The program on Baltimore’s WYPR caught my attention because it was focused on a discussion about anti-Semitism with Ira Forman, a distinguished visiting professor at Georgetown University and senior fellow at the University’s Center for Jewish Civilization. Professor Forman, who has worked for more than forty years as a leading advocate for Jewish culture and community, is currently teaching a course in Contemporary Anti-Semitism. Previously, he spent four years as the State Department’s Special Envoy to Monitor and Combat Anti-Semitism.
This 40 minute program is worth a listen, here.
I thought the host, Tom Hall, did a great job with the discussion about BDS (Boycott, Divestment and Sanctions) but, unfortunately, his guest’s mischaracterization of anti-Semitism went unchallenged. I wrote him a letter to point out the problem.

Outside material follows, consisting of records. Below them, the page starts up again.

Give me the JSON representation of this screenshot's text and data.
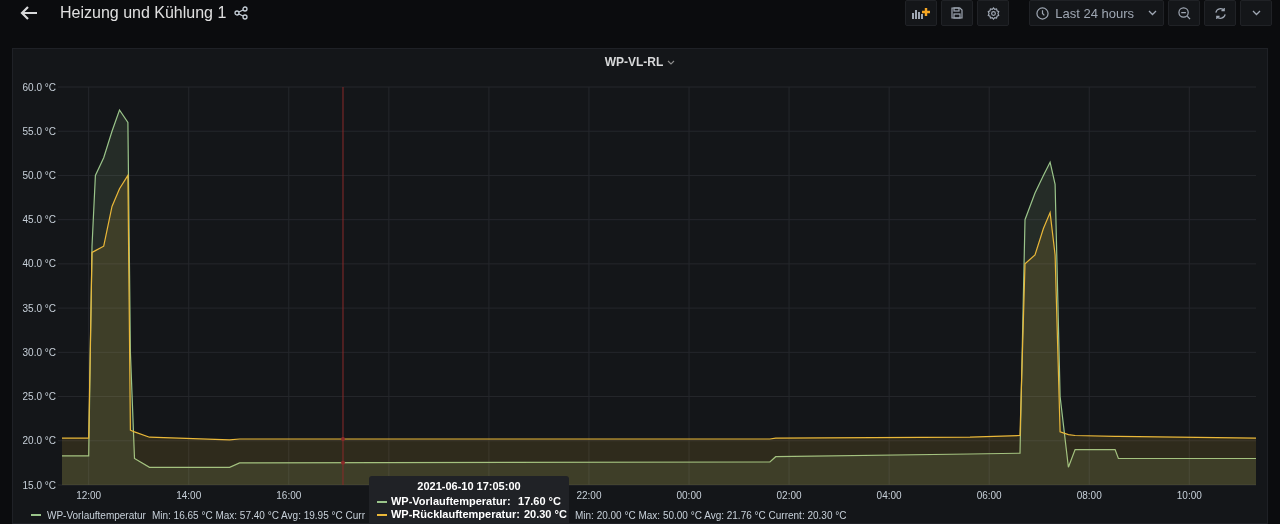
{
  "topbar": {
    "title": "Heizung und Kühlung 1",
    "time_range": "Last 24 hours"
  },
  "panel": {
    "title": "WP-VL-RL",
    "chart_data": {
      "type": "area",
      "x": [
        "2021-06-10 11:28",
        "2021-06-10 12:00",
        "2021-06-10 12:04",
        "2021-06-10 12:08",
        "2021-06-10 12:18",
        "2021-06-10 12:28",
        "2021-06-10 12:37",
        "2021-06-10 12:47",
        "2021-06-10 12:50",
        "2021-06-10 12:55",
        "2021-06-10 13:13",
        "2021-06-10 14:49",
        "2021-06-10 15:01",
        "2021-06-11 01:37",
        "2021-06-11 01:44",
        "2021-06-11 05:37",
        "2021-06-11 06:37",
        "2021-06-11 06:43",
        "2021-06-11 06:55",
        "2021-06-11 07:05",
        "2021-06-11 07:13",
        "2021-06-11 07:19",
        "2021-06-11 07:25",
        "2021-06-11 07:35",
        "2021-06-11 07:43",
        "2021-06-11 08:31",
        "2021-06-11 08:35",
        "2021-06-11 11:20"
      ],
      "series": [
        {
          "name": "WP-Vorlauftemperatur",
          "color": "#9ac48a",
          "values": [
            18.3,
            18.3,
            42,
            50,
            52,
            55,
            57.4,
            56,
            30,
            18,
            17,
            17,
            17.5,
            17.6,
            18.2,
            18.5,
            18.6,
            45,
            48,
            50,
            51.5,
            49,
            25,
            17,
            19,
            19,
            18,
            18
          ]
        },
        {
          "name": "WP-Rücklauftemperatur",
          "color": "#eab839",
          "values": [
            20.3,
            20.3,
            41.3,
            41.5,
            42,
            46.5,
            48.5,
            50,
            21.2,
            21,
            20.4,
            20.1,
            20.2,
            20.2,
            20.3,
            20.4,
            20.6,
            40,
            41,
            44,
            45.8,
            41,
            21,
            20.7,
            20.6,
            20.5,
            20.5,
            20.3
          ]
        }
      ],
      "xlim": [
        "2021-06-10 11:28",
        "2021-06-11 11:20"
      ],
      "ylim": [
        15,
        60
      ],
      "xticks": [
        {
          "value": "2021-06-10 12:00",
          "label": "12:00"
        },
        {
          "value": "2021-06-10 14:00",
          "label": "14:00"
        },
        {
          "value": "2021-06-10 16:00",
          "label": "16:00"
        },
        {
          "value": "2021-06-10 22:00",
          "label": "22:00"
        },
        {
          "value": "2021-06-11 00:00",
          "label": "00:00"
        },
        {
          "value": "2021-06-11 02:00",
          "label": "02:00"
        },
        {
          "value": "2021-06-11 04:00",
          "label": "04:00"
        },
        {
          "value": "2021-06-11 06:00",
          "label": "06:00"
        },
        {
          "value": "2021-06-11 08:00",
          "label": "08:00"
        },
        {
          "value": "2021-06-11 10:00",
          "label": "10:00"
        }
      ],
      "yticks": [
        {
          "value": 15,
          "label": "15.0 °C"
        },
        {
          "value": 20,
          "label": "20.0 °C"
        },
        {
          "value": 25,
          "label": "25.0 °C"
        },
        {
          "value": 30,
          "label": "30.0 °C"
        },
        {
          "value": 35,
          "label": "35.0 °C"
        },
        {
          "value": 40,
          "label": "40.0 °C"
        },
        {
          "value": 45,
          "label": "45.0 °C"
        },
        {
          "value": 50,
          "label": "50.0 °C"
        },
        {
          "value": 55,
          "label": "55.0 °C"
        },
        {
          "value": 60,
          "label": "60.0 °C"
        }
      ],
      "stacked": false,
      "grid": true,
      "ref_lines": [
        {
          "axis": "x",
          "value": "2021-06-10 17:05",
          "color": "#8b2a2a"
        }
      ]
    },
    "legend": [
      {
        "stats": "Min: 16.65 °C  Max: 57.40 °C  Avg: 19.95 °C  Curr"
      },
      {
        "stats": "Min: 20.00 °C  Max: 50.00 °C  Avg: 21.76 °C  Current: 20.30 °C"
      }
    ],
    "tooltip": {
      "time": "2021-06-10 17:05:00",
      "separator": ":",
      "rows": [
        {
          "value": "17.60 °C"
        },
        {
          "value": "20.30 °C"
        }
      ]
    }
  }
}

Dear Mr. Hall,
I listened to your program today
with Ira Forman and was pleased with your discussion about BDS.
However, Mr. Forman was incorrect with his 3Ds (Delegitimize, Demonize, Double Standards) to describe an anti-Semite.
that “the 3D Test of Antisemitism
is a set of criteria put forth by Natan Sharansky
to distinguish legitimate criticism of Israel
. The three Ds stand for D
elegitimization [of Israel], D
emonization [of Israel], and [subjecting Israel to] D
ouble standards, each of which, according to the test, indicates antisemitism. It was published in the Jewish Political Studies Review
in 2004. The test is intended to draw the line between legitimate criticism towards the State of Israel
, its actions and policies, and non-legitimate criticism that becomes antisemitic.”
Although the 3D test has been adopted by the State Department and has gained wide acceptance among Zionists and Israel lobbyists, it is a recent aberration which the State of Israel has been vigorously pushing.
The correct definition of anti-Semitism is “hostility toward or discrimination against Jews as a religious, ethnic or racial group.”
The clear danger of the Israeli government’s definition is the chilling impact it has on legitimate free speech. The potential sting of being called an anti-Semite silences many (most?) people who have legitimate criticisms about Israel’s 50-year occupation of Palestine.
Shielding the State of Israel from criticism has been a major foreign policy objective for its government for decades, but recent efforts have intensified in response to the growing success of the BDS movement.
I hope there will be an opportunity to correct the record on your program sometime in the future.